## EXERCISE DESCRIPTION
Your answer should be every line of the records that contains the word "Molenaar".

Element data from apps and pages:
━━━

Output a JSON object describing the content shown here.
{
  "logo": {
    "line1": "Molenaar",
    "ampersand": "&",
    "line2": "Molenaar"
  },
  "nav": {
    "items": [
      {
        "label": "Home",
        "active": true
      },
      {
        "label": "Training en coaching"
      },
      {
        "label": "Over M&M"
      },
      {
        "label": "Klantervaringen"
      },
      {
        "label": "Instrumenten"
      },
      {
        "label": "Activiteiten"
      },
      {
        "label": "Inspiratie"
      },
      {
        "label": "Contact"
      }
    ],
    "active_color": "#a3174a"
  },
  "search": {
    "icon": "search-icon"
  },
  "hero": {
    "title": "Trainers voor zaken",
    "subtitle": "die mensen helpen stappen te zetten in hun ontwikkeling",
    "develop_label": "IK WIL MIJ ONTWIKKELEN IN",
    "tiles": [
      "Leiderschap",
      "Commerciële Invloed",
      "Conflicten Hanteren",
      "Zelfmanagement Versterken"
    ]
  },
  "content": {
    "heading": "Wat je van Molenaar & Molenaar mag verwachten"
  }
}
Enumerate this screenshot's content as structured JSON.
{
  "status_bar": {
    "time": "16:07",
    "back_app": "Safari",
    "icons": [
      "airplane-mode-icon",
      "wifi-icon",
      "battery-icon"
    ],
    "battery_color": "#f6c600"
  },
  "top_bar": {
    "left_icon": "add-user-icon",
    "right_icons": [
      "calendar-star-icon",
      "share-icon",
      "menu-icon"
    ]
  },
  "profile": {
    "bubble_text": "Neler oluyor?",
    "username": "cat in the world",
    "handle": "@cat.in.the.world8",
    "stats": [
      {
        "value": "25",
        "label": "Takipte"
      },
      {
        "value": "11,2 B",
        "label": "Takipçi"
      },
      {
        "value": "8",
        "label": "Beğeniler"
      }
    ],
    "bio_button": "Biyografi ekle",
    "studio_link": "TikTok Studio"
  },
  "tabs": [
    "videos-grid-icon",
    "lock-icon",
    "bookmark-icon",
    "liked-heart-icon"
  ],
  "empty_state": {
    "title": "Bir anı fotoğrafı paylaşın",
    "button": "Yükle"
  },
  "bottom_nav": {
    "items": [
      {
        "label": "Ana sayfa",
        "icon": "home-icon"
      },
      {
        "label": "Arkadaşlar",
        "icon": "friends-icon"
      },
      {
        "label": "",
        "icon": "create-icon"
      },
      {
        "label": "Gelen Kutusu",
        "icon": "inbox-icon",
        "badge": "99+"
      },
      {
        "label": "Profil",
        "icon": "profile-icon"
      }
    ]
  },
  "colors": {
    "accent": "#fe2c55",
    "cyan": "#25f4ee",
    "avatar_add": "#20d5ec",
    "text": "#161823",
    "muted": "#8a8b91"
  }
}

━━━

## TASK ANSWER
    "line1": "Molenaar",
    "line2": "Molenaar"
    "heading": "Wat je van Molenaar & Molenaar mag verwachten"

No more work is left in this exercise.